Page and application data records:
[Start of Attachment]
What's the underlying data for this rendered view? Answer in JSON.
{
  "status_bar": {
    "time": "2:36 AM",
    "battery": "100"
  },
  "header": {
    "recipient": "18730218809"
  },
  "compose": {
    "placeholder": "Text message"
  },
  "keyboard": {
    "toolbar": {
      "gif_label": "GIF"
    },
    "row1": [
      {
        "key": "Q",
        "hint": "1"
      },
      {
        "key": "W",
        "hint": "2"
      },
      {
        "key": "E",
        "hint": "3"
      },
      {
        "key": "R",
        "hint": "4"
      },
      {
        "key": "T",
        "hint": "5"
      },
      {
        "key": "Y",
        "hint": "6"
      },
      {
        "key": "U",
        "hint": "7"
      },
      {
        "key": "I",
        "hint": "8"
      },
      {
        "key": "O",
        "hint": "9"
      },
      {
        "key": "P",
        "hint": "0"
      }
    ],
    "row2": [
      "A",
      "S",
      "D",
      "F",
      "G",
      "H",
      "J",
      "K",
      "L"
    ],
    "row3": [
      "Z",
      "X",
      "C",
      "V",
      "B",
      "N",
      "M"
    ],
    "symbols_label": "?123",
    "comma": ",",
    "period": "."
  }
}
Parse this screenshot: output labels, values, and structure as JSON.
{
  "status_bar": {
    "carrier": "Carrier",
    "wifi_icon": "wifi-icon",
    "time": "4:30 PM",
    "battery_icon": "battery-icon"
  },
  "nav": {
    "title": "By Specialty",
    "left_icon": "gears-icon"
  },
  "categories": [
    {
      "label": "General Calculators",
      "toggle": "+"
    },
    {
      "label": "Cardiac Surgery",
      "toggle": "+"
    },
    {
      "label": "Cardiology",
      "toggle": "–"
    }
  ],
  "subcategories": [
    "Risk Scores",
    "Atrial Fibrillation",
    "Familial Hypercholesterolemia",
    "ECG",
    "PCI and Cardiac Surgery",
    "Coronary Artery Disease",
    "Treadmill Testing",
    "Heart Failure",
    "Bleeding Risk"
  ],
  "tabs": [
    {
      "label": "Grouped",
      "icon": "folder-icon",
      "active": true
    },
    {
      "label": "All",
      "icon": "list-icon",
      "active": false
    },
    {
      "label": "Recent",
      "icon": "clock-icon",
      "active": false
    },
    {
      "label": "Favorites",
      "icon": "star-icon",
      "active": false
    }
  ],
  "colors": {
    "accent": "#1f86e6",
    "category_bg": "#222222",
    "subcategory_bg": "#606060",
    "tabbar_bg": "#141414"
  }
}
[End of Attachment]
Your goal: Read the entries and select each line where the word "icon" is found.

Result:
    "wifi_icon": "wifi-icon",
    "battery_icon": "battery-icon"
    "left_icon": "gears-icon"
      "icon": "folder-icon",
      "icon": "list-icon",
      "icon": "clock-icon",
      "icon": "star-icon",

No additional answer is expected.